[Opening Records to process section]

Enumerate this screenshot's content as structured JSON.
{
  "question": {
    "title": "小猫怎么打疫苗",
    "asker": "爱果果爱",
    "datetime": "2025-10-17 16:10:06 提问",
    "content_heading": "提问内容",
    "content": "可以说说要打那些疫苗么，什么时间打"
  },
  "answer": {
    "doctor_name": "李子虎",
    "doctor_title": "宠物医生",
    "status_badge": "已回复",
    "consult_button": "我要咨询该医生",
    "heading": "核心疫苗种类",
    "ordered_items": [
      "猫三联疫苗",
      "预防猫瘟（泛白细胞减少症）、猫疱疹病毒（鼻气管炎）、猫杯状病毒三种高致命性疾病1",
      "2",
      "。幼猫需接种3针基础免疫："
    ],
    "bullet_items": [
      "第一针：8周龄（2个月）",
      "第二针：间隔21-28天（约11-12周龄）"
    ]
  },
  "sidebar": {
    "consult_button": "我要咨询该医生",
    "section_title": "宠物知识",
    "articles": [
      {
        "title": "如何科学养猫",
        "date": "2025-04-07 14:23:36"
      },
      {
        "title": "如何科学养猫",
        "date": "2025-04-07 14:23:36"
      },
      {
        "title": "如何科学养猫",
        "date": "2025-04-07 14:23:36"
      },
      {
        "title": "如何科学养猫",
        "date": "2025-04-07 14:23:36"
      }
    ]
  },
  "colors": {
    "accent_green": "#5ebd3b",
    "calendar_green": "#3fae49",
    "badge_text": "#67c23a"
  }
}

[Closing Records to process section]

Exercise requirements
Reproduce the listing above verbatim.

Response area
Enumerate this screenshot's content as structured JSON.
{
  "question": {
    "title": "小猫怎么打疫苗",
    "asker": "爱果果爱",
    "datetime": "2025-10-17 16:10:06 提问",
    "content_heading": "提问内容",
    "content": "可以说说要打那些疫苗么，什么时间打"
  },
  "answer": {
    "doctor_name": "李子虎",
    "doctor_title": "宠物医生",
    "status_badge": "已回复",
    "consult_button": "我要咨询该医生",
    "heading": "核心疫苗种类",
    "ordered_items": [
      "猫三联疫苗",
      "预防猫瘟（泛白细胞减少症）、猫疱疹病毒（鼻气管炎）、猫杯状病毒三种高致命性疾病1",
      "2",
      "。幼猫需接种3针基础免疫："
    ],
    "bullet_items": [
      "第一针：8周龄（2个月）",
      "第二针：间隔21-28天（约11-12周龄）"
    ]
  },
  "sidebar": {
    "consult_button": "我要咨询该医生",
    "section_title": "宠物知识",
    "articles": [
      {
        "title": "如何科学养猫",
        "date": "2025-04-07 14:23:36"
      },
      {
        "title": "如何科学养猫",
        "date": "2025-04-07 14:23:36"
      },
      {
        "title": "如何科学养猫",
        "date": "2025-04-07 14:23:36"
      },
      {
        "title": "如何科学养猫",
        "date": "2025-04-07 14:23:36"
      }
    ]
  },
  "colors": {
    "accent_green": "#5ebd3b",
    "calendar_green": "#3fae49",
    "badge_text": "#67c23a"
  }
}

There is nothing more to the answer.